ESG issue and explanation

We reviewed a potential opportunity with a US-based pet food company. 

We liked this company for its long-term growth potential and fair valuations, and considered investing in it in several of our Concentrated Growth portfolios. Before deciding whether to invest, however, we wanted to review the company’s approach to ensuring quality in its operations.  

In 2014, the company faced a lawsuit alleging false advertising. The company’s advertising centered around a theme called “True Promise” which stated that the company’s products are “formulated with the finest natural ingredients”. The claim cited that certain pet food produced by  the company contained  poultry by-product meal and artificial preservatives.The claim also cited that certain of the company’s “grain-free” products contained grain.

On May 6, 2015, the company admitted  in court that a “substantial” and “material” portion of its pet food indeed contained poultry by-product meal,  contrary to how the products were advertised. To settle, the company paid $32 million into a settlement fund.  

The principles of food safety applies to pets, too: The Food and Drug Administration (FDA) requires that all pet foods be safe to eat, produced under sanitary conditions, contain no harmful substances, and, importantly in this case, be truthfully labeled. 

Impact on investment decision or performance

To gain more clarity on the issue above, we met with the company to evaluate its business practices. In August 2017, we met with the CFO. We discussed strategy and supply chain management as it relates to safety and quality, and also discussed the false advertising settlement. We specifically wanted to know what the company had done to improve their products since.   

The CFO informed us that a big part of the issue was the company’s use of external suppliers. Following the lawsuit, the company stopped using the supplier that had been responsible for the sub-par ingredients. The supplier was later indicted for fraud. To avoid similar issues in the future, the company tightened its standards around raw material supply, with the company now directly responsible for the procurement of all raw material and pricing. 

While food by nature always has some risk, we believed the company had substantially improved its practices to the degree  that the risk of a future food safety issue was manageable.
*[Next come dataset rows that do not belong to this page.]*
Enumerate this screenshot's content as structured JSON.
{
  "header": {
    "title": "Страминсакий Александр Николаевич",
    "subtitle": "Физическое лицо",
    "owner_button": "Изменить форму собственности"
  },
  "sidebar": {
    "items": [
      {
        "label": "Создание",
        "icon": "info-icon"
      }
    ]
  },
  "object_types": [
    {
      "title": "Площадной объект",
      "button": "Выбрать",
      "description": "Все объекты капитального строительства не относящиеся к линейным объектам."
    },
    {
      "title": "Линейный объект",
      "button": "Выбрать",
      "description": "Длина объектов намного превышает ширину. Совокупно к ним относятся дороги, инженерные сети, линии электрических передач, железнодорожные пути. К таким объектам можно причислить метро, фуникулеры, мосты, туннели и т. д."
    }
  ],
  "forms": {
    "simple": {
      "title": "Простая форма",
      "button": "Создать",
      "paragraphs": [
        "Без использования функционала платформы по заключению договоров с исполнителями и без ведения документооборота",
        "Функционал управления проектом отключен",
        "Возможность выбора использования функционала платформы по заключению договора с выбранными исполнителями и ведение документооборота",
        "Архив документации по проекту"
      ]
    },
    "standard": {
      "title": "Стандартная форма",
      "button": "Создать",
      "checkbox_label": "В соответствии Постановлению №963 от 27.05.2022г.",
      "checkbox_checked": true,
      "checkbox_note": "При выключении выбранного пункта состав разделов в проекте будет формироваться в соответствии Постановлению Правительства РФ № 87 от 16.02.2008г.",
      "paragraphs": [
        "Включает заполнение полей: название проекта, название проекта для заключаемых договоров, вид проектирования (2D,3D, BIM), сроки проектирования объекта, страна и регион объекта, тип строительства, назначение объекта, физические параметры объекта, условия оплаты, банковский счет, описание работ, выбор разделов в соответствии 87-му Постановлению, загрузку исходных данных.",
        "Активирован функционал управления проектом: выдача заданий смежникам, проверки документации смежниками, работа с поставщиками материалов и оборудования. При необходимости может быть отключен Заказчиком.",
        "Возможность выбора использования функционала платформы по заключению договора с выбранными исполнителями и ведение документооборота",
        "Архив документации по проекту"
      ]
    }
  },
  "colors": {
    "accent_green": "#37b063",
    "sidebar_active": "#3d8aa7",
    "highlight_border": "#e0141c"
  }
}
In September 2017, we established a position in this company based on our satisfaction with management’s response to both this issue as well as several others that fell outside the ESG realm. 

ESG issue and explanation

We had been closely monitoring emerging market opportunities in clean technologies, wind, energy and water treatment. In 2016, we became aware of a growing opportunity in China. Renewable energy is a key part of China’s national strategy to combat climate change and air pollution. As a result, Chinese companies in environmentally-related sectors were performing well and garnering increased government support.  

 From 2010-2016, China experienced an over-supply of electricity production known as “curtailment”. Wind farms, as one of the faster-growing segments, saw a more severe impact in regions with concentrated wind resources and less demand. During those years, nearly 16% of overall wind generation projects were abandoned. 

In early 2016, we began considering positions in a state-owned Chinese wind power operator for our Emerging Market Value portfolios. The company’s stock was relatively cheap due to high levels of curtailment. Subsequently, we made the investment with the confidence that China’s continuous support on clean energy would help improve demand.

Despite our optimistic outlook for the company, we had two areas of concern: (1) Stock underperformance; and (2) policy risks.

Impact on investment decision or performance

While utilization had improved, we still saw increased risk with the use of ‘green certificates’ rather than the original tariff subsidy. The pricing of green certificates is capped, and would therefore not generate earnings higher than the original fixed tax subsidy. This earnings downgrade pressure contributed to the underperformance of renewables. As a result, we exited positions in May 2017.  We were uncomfortable with the uncertainty associated with the tax subsidy policy and we sought to avoid losses as the stock continued to decline. 

14.2. Additional information.[Optional]